“I devote the first several minutes with any new patient to trying to allay fear,” Utz said. “The first thing that is important to know is that very rarely do abnormalities within the pituitary indicate a cancer — they are almost always benign. Secondly, the pituitary gland is a gland within your head that is below your brain. It is not actually part of your brain, so a patient does not have a brain tumor, they have a gland tumor.”
The majority of pituitary gland tumors are non-functioning.
This means that the abnormality does not produce extra hormone. Typically, microadenomas that are less than 10 millimeters in size are small enough to not cause any symptoms whatsoever, and do not require any intervention apart from potential follow-up imaging to ensure there is no significant change in size.
Some large non-functioning pituitary abnormalities, usually macroadenomas, cause a decline in vision and can lower some pituitary hormone levels. Many of these will need treatment. Lab testing is used to decide if surgery or medicine is the best treatment.
Pituitary gland tumors are rarely the cause of headaches.
While it is common that headaches are the reason for MRIs to be ordered, it is relatively rare that pituitary abnormalities are the cause of headaches, particularly if they are small.
Blood and other lab testing will be required to evaluate your abnormality.
“I typically have three questions to answer for patients who have been diagnosed with a pituitary tumor,” Utz said. “Number one: Do they have an abnormality that is large enough that it is putting pressure on the important structures surrounding it, like the eye nerves? Number two: Is there any indication that the abnormality is making too much pituitary hormone? And Number three: Is there evidence that the abnormality is preventing the pituitary from making its normal hormonal products?”
The way specialists address these questions is usually through blood testing, though sometimes additional urine or saliva testing is needed. When the results are available, they typically provide a roadmap for your provider.
If your test results indicate need for treatment, you will need a coordinated plan of care.
If yours is a functioning tumor or is a relatively large abnormality, treatment may be necessary. If the abnormality is a prolactinoma, it will likely be treated with medication. All other functioning or large tumors are generally first treated with pituitary surgery.

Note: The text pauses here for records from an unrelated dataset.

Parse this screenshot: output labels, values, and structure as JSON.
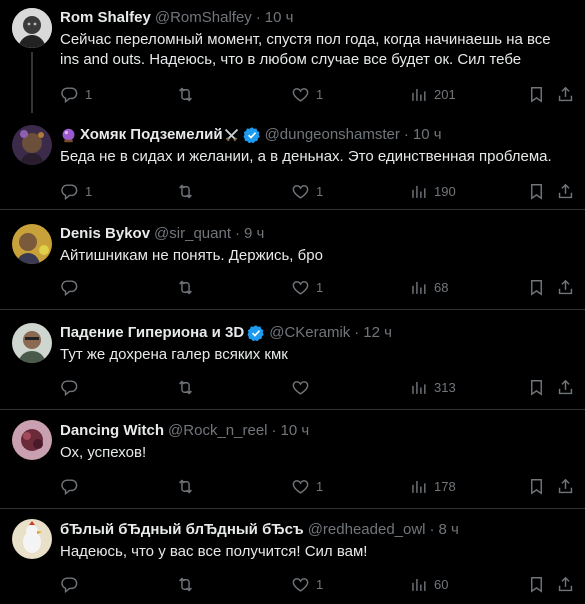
{
  "feed": {
    "tweets": [
      {
        "name": "Rom Shalfey",
        "handle": "@RomShalfey",
        "time": "10 ч",
        "text": "Сейчас переломный момент, спустя пол года, когда начинаешь на все ins and outs. Надеюсь, что в любом случае все будет ок. Сил тебе",
        "replies": "1",
        "likes": "1",
        "views": "201"
      },
      {
        "name": "Хомяк Подземелий",
        "handle": "@dungeonshamster",
        "time": "10 ч",
        "text": "Беда не в сидах и желании, а в деньнах. Это единственная проблема.",
        "replies": "1",
        "likes": "1",
        "views": "190"
      },
      {
        "name": "Denis Bykov",
        "handle": "@sir_quant",
        "time": "9 ч",
        "text": "Айтишникам не понять. Держись, бро",
        "replies": "",
        "likes": "1",
        "views": "68"
      },
      {
        "name": "Падение Гипериона и 3D",
        "handle": "@CKeramik",
        "time": "12 ч",
        "text": "Тут же дохрена галер всяких кмк",
        "replies": "",
        "likes": "",
        "views": "313"
      },
      {
        "name": "Dancing Witch",
        "handle": "@Rock_n_reel",
        "time": "10 ч",
        "text": "Ох, успехов!",
        "replies": "",
        "likes": "1",
        "views": "178"
      },
      {
        "name": "бЂлый бЂдный блЂдный бЂсъ",
        "handle": "@redheaded_owl",
        "time": "8 ч",
        "text": "Надеюсь, что у вас все получится! Сил вам!",
        "replies": "",
        "likes": "1",
        "views": "60"
      }
    ],
    "separator_dot": "·",
    "colors": {
      "background": "#000000",
      "text": "#e7e9ea",
      "secondary": "#71767b",
      "verified": "#1d9bf0",
      "divider": "#2f3336"
    },
    "icons": [
      "reply-icon",
      "retweet-icon",
      "like-icon",
      "views-icon",
      "bookmark-icon",
      "share-icon",
      "verified-icon",
      "crystal-ball-icon",
      "crossed-swords-icon"
    ]
  }
}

If surgery is recommended, it is best to find a pituitary center that coordinates care between endocrinology and neurosurgery, Dr. Utz said. “At VUMC, a new patient is scheduled to see endocrinology and neurosurgery usually the same day,” she explained. “We meet and discuss every patient who comes to the pituitary clinic and then together we make a plan to ensure care is as smooth and coordinated as possible.”